“I don’t believe in guilty pleasures. I believe that you should be able to like what you like.  If you like a f****ing Kesha song, listen to f***ing Kesha.”
I don’t wish to be a teenager again.  It was a rough set of years for me, and I wouldn’t want them back to do over, not even knowing what I know now.  But I don’t mind that I used to like what I like.  I hope I don’t keep minding it.

The True Adventures of a Volkswagen Beetle

I won a contest, guys! It was for an essay detailing the misadventures of my first car, a beautiful, bright red Volkswagen Beetle.  I loved that car so much.

Like most things that happen to me, these stories are 100% true.

“It took me five tries to get my driver’s license.  It was mostly due to parallel parking – well, that and K-turns, those three-point turns you have to make to make a U-turn out of wherever you are.  It was pretty embarrassing, having to go through the test five times, but my brother took the cake for worst license test-taker in our family when he mixed up the gas and brake pedals and nearly hit a DMV worker who was walking into the building.”

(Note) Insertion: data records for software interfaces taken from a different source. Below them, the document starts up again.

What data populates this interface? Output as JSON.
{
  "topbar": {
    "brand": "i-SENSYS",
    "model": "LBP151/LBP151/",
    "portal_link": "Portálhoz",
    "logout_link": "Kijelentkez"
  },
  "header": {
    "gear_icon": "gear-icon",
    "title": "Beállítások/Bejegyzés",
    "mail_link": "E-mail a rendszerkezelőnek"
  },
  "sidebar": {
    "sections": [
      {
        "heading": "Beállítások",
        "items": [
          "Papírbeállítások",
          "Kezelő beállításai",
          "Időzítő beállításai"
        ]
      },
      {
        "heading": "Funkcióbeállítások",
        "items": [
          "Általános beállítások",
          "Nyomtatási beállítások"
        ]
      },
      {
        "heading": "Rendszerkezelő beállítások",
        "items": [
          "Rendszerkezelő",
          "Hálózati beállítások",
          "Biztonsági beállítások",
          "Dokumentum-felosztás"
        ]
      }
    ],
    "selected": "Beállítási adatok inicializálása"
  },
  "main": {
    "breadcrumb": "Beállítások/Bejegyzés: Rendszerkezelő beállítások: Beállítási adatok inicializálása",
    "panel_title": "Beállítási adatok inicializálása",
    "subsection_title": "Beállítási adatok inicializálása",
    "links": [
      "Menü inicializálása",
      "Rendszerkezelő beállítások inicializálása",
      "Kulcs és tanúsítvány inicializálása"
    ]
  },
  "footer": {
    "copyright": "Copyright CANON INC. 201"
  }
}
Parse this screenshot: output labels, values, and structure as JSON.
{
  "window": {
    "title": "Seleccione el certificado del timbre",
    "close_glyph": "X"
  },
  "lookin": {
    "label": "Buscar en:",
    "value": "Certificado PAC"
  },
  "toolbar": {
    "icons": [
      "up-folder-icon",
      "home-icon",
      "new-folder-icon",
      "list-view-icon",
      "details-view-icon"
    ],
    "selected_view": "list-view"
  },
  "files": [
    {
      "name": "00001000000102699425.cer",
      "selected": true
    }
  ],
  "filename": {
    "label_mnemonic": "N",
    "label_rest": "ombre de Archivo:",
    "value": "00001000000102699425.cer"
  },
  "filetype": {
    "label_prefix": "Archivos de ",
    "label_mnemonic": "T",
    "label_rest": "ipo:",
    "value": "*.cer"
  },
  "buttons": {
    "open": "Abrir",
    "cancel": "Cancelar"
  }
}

Read the rest at Lumos!, the newsletter for Pittsburgh-area nonprofit Luminari.